Depending on the case and how familiar I am with the patient, we may need to watch the horse move – either under saddle, in hand, or on the lunge. Dynamic flexion tests may or may not be used to evaluate for any possible limb pain. Then all these pieces of the puzzle are arranged and a treatment plan is formed.
During an acupuncture treatment, there are horses that may resent the needles being placed, however once in, the vast majority of horses relax and seem to thoroughly enjoy their treatment.
HC: What are the most common issues you see?
KS: Being focused on sport horse work in my job, so I mainly see horses for performance issues. This can range from lack of performance to something more specific like a sore back or resistance in the bridle. Finding discomfort through these evaluations of the meridians does not necessarily mean there is an underlying problem, as these are athletes and like their human counterparts they can suffer from stiffness or mild muscle discomfort from the athletic demands they are asked to perform.
HC: What outcome should an owner expect after one or a few treatments?
KS: Outcomes are based on what condition or problem is being addressed. Certain situations are chronic conditions that acupuncture can help minimize discomfort and aid in improving performance, but if the underlying issue cannot be resolved, then the patient will continue to need further acupuncture treatments. Issues such as joint arthritis and conformational flaws would be examples. These conditions are managed over time, not cured. The horse would also continue to need treatments to help with back pain, for example, from ill-fitting tack, until the tack situation can be rectified. If the situation is a muscle spasm, one acupuncture treatment can likely be curative.
HC: How many treatments are necessary to correct an issue? I assume it varies, depending on severity, but should horses be in a program? Monthly? Quarterly? Or just when there’s an issue?

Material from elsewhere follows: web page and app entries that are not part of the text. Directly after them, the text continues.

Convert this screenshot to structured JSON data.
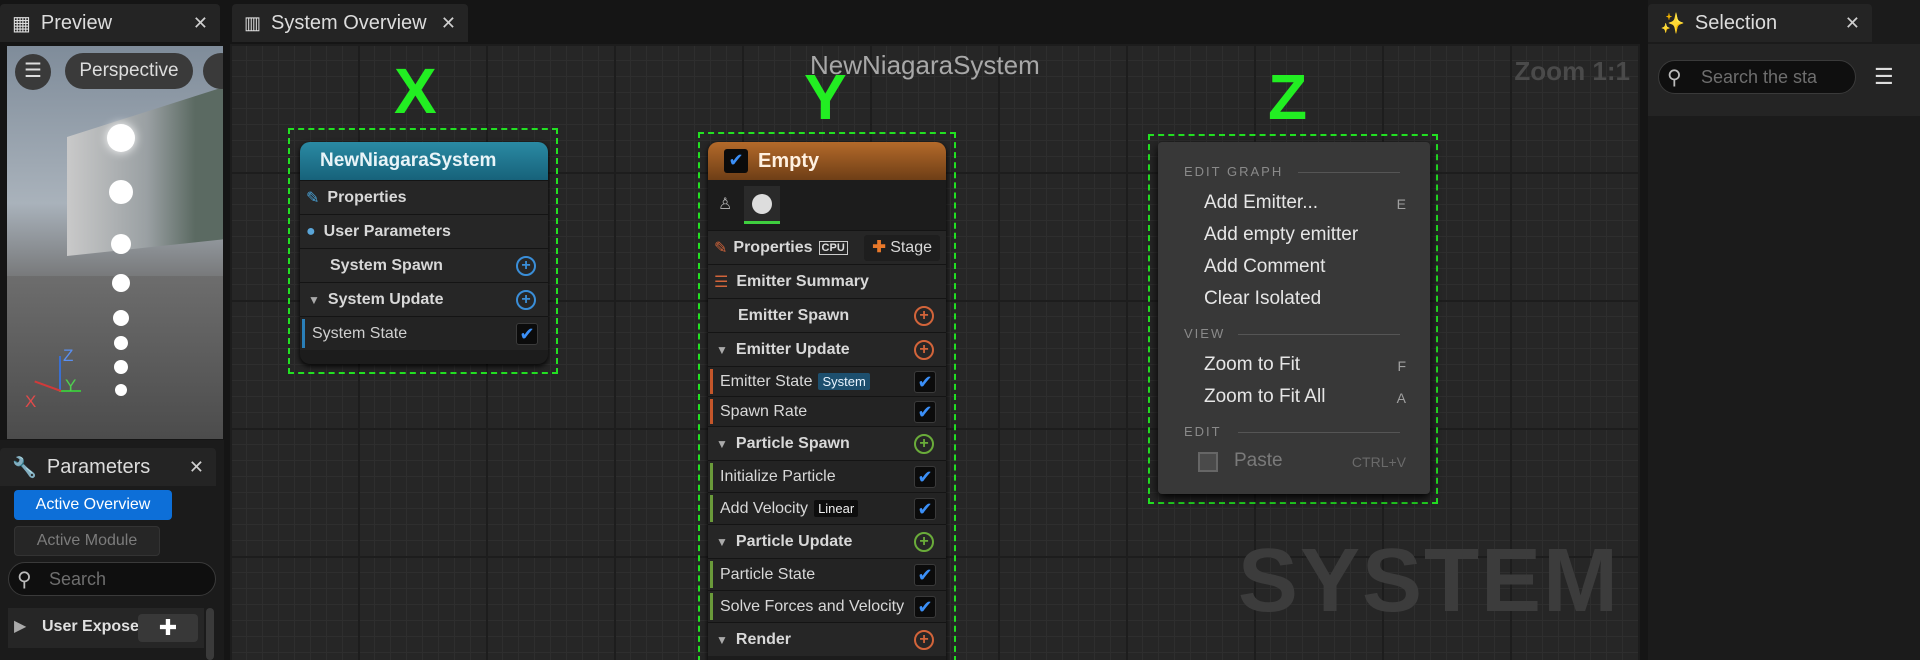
{
  "preview": {
    "tab_label": "Preview",
    "viewport_mode": "Perspective",
    "axes": {
      "z": "Z",
      "y": "Y",
      "x": "X"
    }
  },
  "parameters": {
    "tab_label": "Parameters",
    "active_overview": "Active Overview",
    "active_module": "Active Module",
    "search_placeholder": "Search",
    "user_exposed": "User Exposed"
  },
  "system_overview": {
    "tab_label": "System Overview",
    "title": "NewNiagaraSystem",
    "zoom": "Zoom 1:1",
    "watermark": "SYSTEM"
  },
  "annotations": {
    "x": "X",
    "y": "Y",
    "z": "Z"
  },
  "system_node": {
    "title": "NewNiagaraSystem",
    "rows": {
      "properties": "Properties",
      "user_parameters": "User Parameters",
      "system_spawn": "System Spawn",
      "system_update": "System Update",
      "system_state": "System State"
    }
  },
  "emitter_node": {
    "title": "Empty",
    "properties": "Properties",
    "cpu_badge": "CPU",
    "stage": "Stage",
    "emitter_summary": "Emitter Summary",
    "emitter_spawn": "Emitter Spawn",
    "emitter_update": "Emitter Update",
    "emitter_state": "Emitter State",
    "emitter_state_badge": "System",
    "spawn_rate": "Spawn Rate",
    "particle_spawn": "Particle Spawn",
    "initialize_particle": "Initialize Particle",
    "add_velocity": "Add Velocity",
    "add_velocity_badge": "Linear",
    "particle_update": "Particle Update",
    "particle_state": "Particle State",
    "solve_forces": "Solve Forces and Velocity",
    "render": "Render"
  },
  "context_menu": {
    "edit_graph": "EDIT GRAPH",
    "add_emitter": "Add Emitter...",
    "add_emitter_key": "E",
    "add_empty_emitter": "Add empty emitter",
    "add_comment": "Add Comment",
    "clear_isolated": "Clear Isolated",
    "view": "VIEW",
    "zoom_to_fit": "Zoom to Fit",
    "zoom_to_fit_key": "F",
    "zoom_to_fit_all": "Zoom to Fit All",
    "zoom_to_fit_all_key": "A",
    "edit": "EDIT",
    "paste": "Paste",
    "paste_key": "CTRL+V"
  },
  "selection": {
    "tab_label": "Selection",
    "search_placeholder": "Search the sta"
  },
  "colors": {
    "accent_green": "#22e022",
    "system_header": "#1f7a92",
    "emitter_header": "#9a5a22",
    "selected_blue": "#0d6fd8"
  }
}
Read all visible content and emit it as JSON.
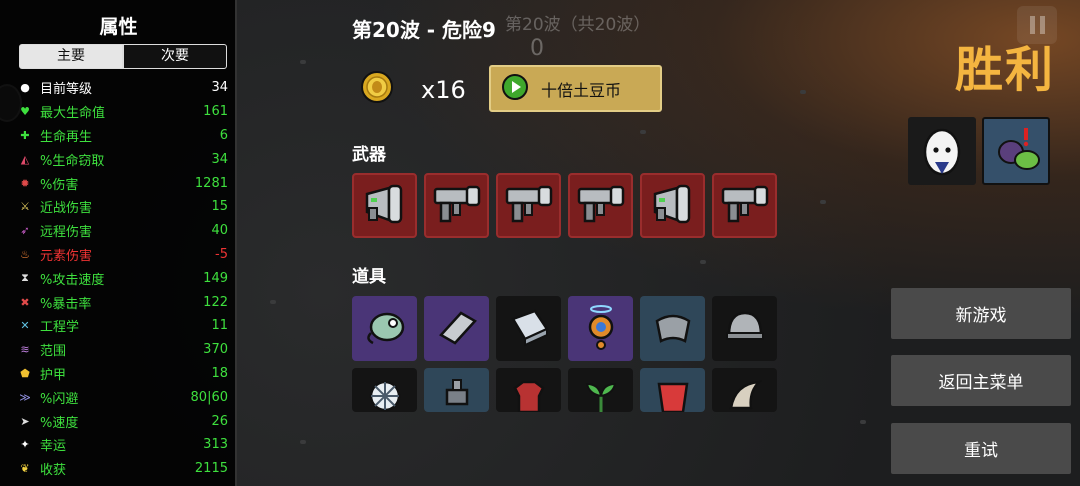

KS: The number of treatments required does vary with the underlying condition and the demands being placed on the horse. It can also vary with the type of acupuncture performed. This can range from dry needles (acupuncture needles only) to electrical stimulation acupuncture (wires are attached to needles and a small electrical current is applied which helps stimulate the point more robustly) to aquapucnture (a small volume of sterile liquid eg. Vitamin B12 is injected into certain acupuncture points). It is not uncommon for a horse to need 2-3 treatments in the first 1-3 weeks and then often this interval can be prolonged to suit the horse’s condition/athletic demands. Some horses are only seen when there is a concern.
HC: How does a horse owner know when acupuncture is needed vs injections or massage or chiropractic?
KS: Knowing what treatment modality will be most effective is not always easy and clear-cut. I definitely feel it’s an advantage that I am also a DVM so I am able to evaluate the horse from a variety of ways and can offer a variety of treatments from acupuncture, veterinary spinal manipulative therapy, or more traditional veterinary treatments such as joint injections or medications. Factors that often need to be considered are the plans for the horse (for example, a lot of joint injections would require that the horse not show for a period of time to allow for drug withdrawals, while acupuncture does not) and also determining what the individual horse responds to the best. Body work can often help prolong the interval between more invasive veterinary work.